  • Applicants must have planned to open a new office or expand in Lower Manhattan south of Chambers Street and must also have entered into a new lease, sublease or license agreement of at least one year between March 15, 2013 and March 14, 2014.

While other citywide incentive programs for areas not exclusive to Downtown Manhattan have also been extended (such as the New York City Industrial and Commercial Abatement Program), we suspect that we are at a tipping point for the Lower Manhattan market office market. With Downtown space at an attractive price point (particularly in comparison to other prewar office stock in Midtown South), a multitude of desirable transportation options, and a growing list of tenants from diverse industries, we envision further increases in Class B Downtown asking rents in the months ahead.


In just the span of a few years, the amount of available Class B office space in Downtown Manhattan has fallen by 45%. Whereas there was more than 7.8 million square feet of available Class B Downtown space at the end of Q1 2011, just three years later, only 4.3 million square feet of available space remain. In contrast, the supply of available Class A Downtown space has grown from 4.4 million square feet to 8.7 million square feet over the same time period; even excluding the 2.4 million square feet of available space from 1 and 4 World Trade Center, the growth in Class A space still represents the addition of 1.9 million square feet—an increase of 43% since Q1 2011.

Reduced availability—and potential upward pressure on asking rents—will likely characterize the market for Class B space in Lower Manhattan, especially as the recently-announced renewal of several financial incentives for commercial space further increases the attractiveness for tenants considering a move or lease renewal from a cost perspective. While pre-war, higher-quality Class B office space that traded at $30/square foot last year now starts at $40/square foot (in contrast to Class A space, where rents now range from $45-$60/square foot and new “trophy” space has asking rents in the $65-$80/square foot range), the entire area still represents one of the best values in the market today.

Appendix I: Select Downtown Office Buildings Converted (or in Process of Conversion) to Residential Units
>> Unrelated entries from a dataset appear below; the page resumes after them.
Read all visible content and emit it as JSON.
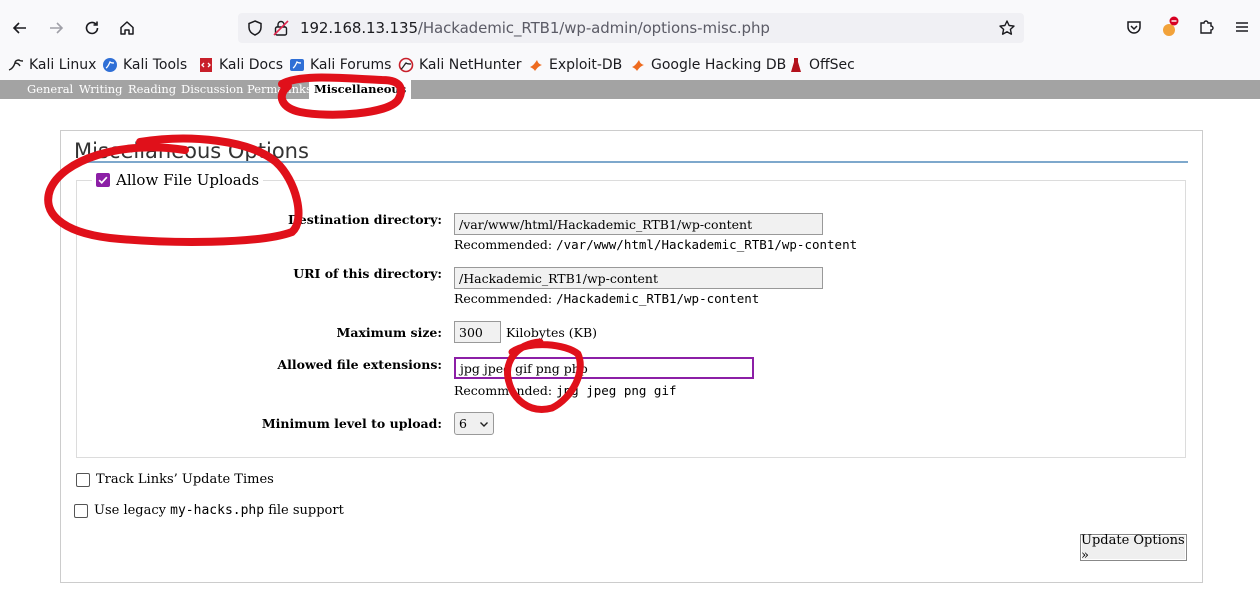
{
  "browser": {
    "url_host": "192.168.13.135",
    "url_path": "/Hackademic_RTB1/wp-admin/options-misc.php",
    "bookmarks": [
      {
        "label": "Kali Linux",
        "icon": "kali-dragon-icon"
      },
      {
        "label": "Kali Tools",
        "icon": "kali-tools-icon"
      },
      {
        "label": "Kali Docs",
        "icon": "kali-docs-icon"
      },
      {
        "label": "Kali Forums",
        "icon": "kali-forums-icon"
      },
      {
        "label": "Kali NetHunter",
        "icon": "nethunter-icon"
      },
      {
        "label": "Exploit-DB",
        "icon": "exploit-db-icon"
      },
      {
        "label": "Google Hacking DB",
        "icon": "ghdb-icon"
      },
      {
        "label": "OffSec",
        "icon": "offsec-icon"
      }
    ]
  },
  "submenu": {
    "items": [
      "General",
      "Writing",
      "Reading",
      "Discussion",
      "Permalinks",
      "Miscellaneous"
    ],
    "current": "Miscellaneous"
  },
  "page": {
    "title": "Miscellaneous Options",
    "allow_uploads_label": "Allow File Uploads",
    "allow_uploads_checked": true,
    "fields": {
      "dest_dir": {
        "label": "Destination directory:",
        "value": "/var/www/html/Hackademic_RTB1/wp-content",
        "rec_prefix": "Recommended:",
        "rec_value": "/var/www/html/Hackademic_RTB1/wp-content"
      },
      "uri_dir": {
        "label": "URI of this directory:",
        "value": "/Hackademic_RTB1/wp-content",
        "rec_prefix": "Recommended:",
        "rec_value": "/Hackademic_RTB1/wp-content"
      },
      "max_size": {
        "label": "Maximum size:",
        "value": "300",
        "unit": "Kilobytes (KB)"
      },
      "extensions": {
        "label": "Allowed file extensions:",
        "value": "jpg jpeg gif png php",
        "rec_prefix": "Recommended:",
        "rec_value": "jpg jpeg png gif"
      },
      "min_level": {
        "label": "Minimum level to upload:",
        "value": "6"
      }
    },
    "track_links_label": "Track Links’ Update Times",
    "legacy_prefix": "Use legacy",
    "legacy_code": "my-hacks.php",
    "legacy_suffix": "file support",
    "submit_label": "Update Options »"
  },
  "colors": {
    "accent": "#8c1fa6",
    "annotation": "#e0101a",
    "submenu_bg": "#a3a3a3"
  }
}
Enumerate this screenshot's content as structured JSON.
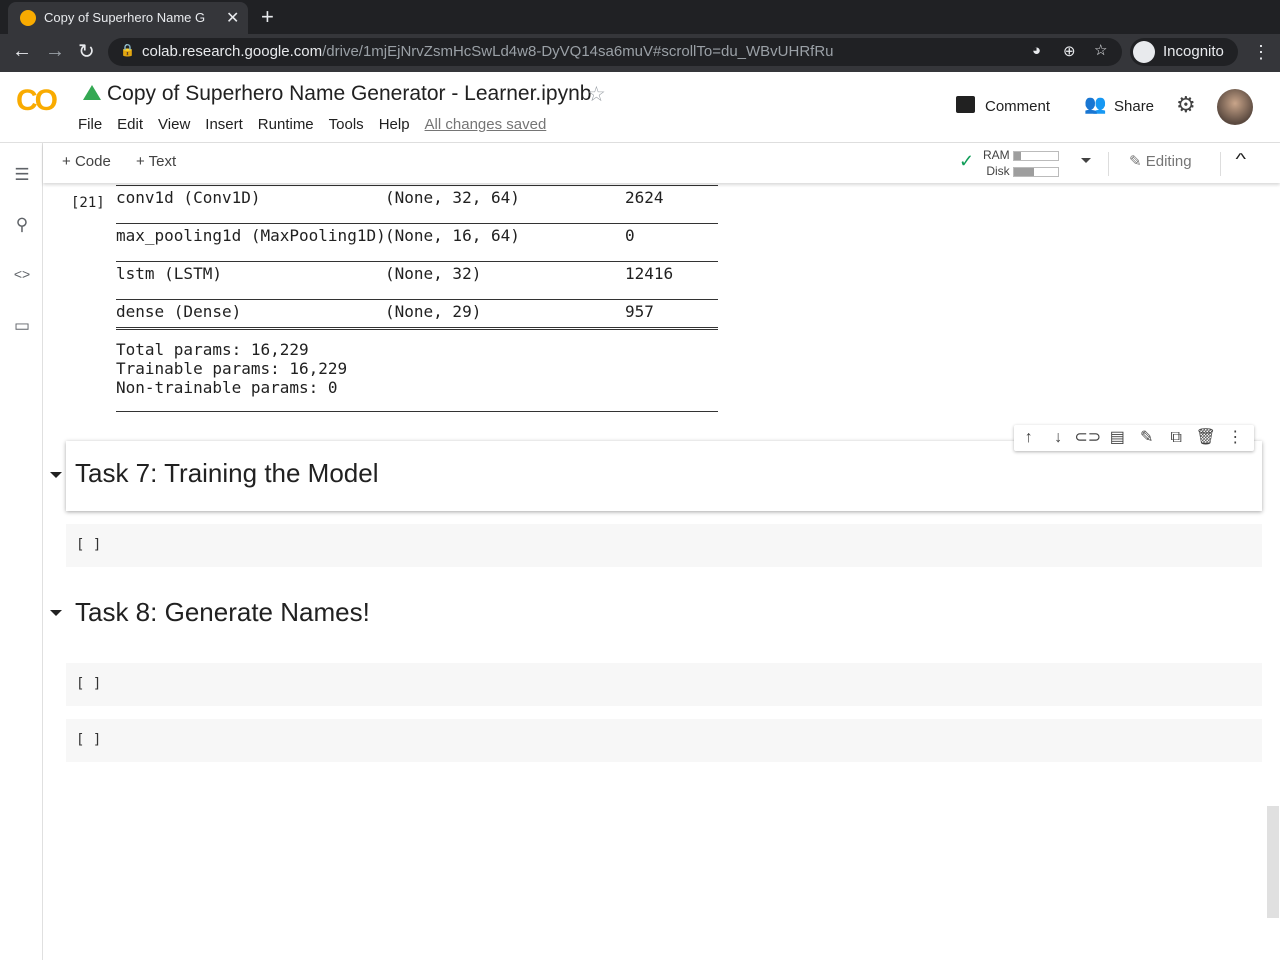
{
  "browser": {
    "tab_title": "Copy of Superhero Name G",
    "url_host": "colab.research.google.com",
    "url_path": "/drive/1mjEjNrvZsmHcSwLd4w8-DyVQ14sa6muV#scrollTo=du_WBvUHRfRu",
    "profile": "Incognito"
  },
  "header": {
    "title": "Copy of Superhero Name Generator - Learner.ipynb",
    "menu": [
      "File",
      "Edit",
      "View",
      "Insert",
      "Runtime",
      "Tools",
      "Help"
    ],
    "save_status": "All changes saved",
    "comment": "Comment",
    "share": "Share"
  },
  "toolbar": {
    "add_code": "Code",
    "add_text": "Text",
    "ram": "RAM",
    "disk": "Disk",
    "ram_usage": 0.15,
    "disk_usage": 0.45,
    "editing": "Editing"
  },
  "output": {
    "exec_count": "[21]",
    "layers": [
      {
        "name": "conv1d (Conv1D)",
        "shape": "(None, 32, 64)",
        "params": "2624"
      },
      {
        "name": "max_pooling1d (MaxPooling1D)",
        "shape": "(None, 16, 64)",
        "params": "0"
      },
      {
        "name": "lstm (LSTM)",
        "shape": "(None, 32)",
        "params": "12416"
      },
      {
        "name": "dense (Dense)",
        "shape": "(None, 29)",
        "params": "957"
      }
    ],
    "total": "Total params: 16,229",
    "trainable": "Trainable params: 16,229",
    "non_trainable": "Non-trainable params: 0"
  },
  "sections": [
    {
      "title": "Task 7: Training the Model"
    },
    {
      "title": "Task 8: Generate Names!"
    }
  ],
  "empty_cell": "[ ]"
}
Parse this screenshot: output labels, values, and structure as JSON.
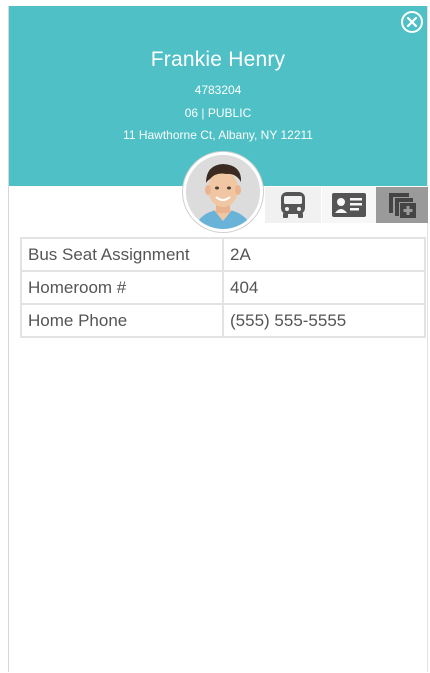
{
  "student": {
    "name": "Frankie Henry",
    "id": "4783204",
    "grade_type": "06 | PUBLIC",
    "address": "11 Hawthorne Ct, Albany, NY 12211"
  },
  "icons": {
    "close": "close-circle-icon",
    "bus": "bus-icon",
    "card": "id-card-icon",
    "add": "copy-add-icon"
  },
  "colors": {
    "header": "#4fc1c6",
    "active_tab": "#9a9a9a"
  },
  "details": [
    {
      "label": "Bus Seat Assignment",
      "value": "2A"
    },
    {
      "label": "Homeroom #",
      "value": "404"
    },
    {
      "label": "Home Phone",
      "value": "(555) 555-5555"
    }
  ]
}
Appendix II: Commercial Revitalization Program Eligible Buildings

Appendix III: Currently Available Blocks of Contiguous Space in Lower Manhattan Over 100,000 Square Feet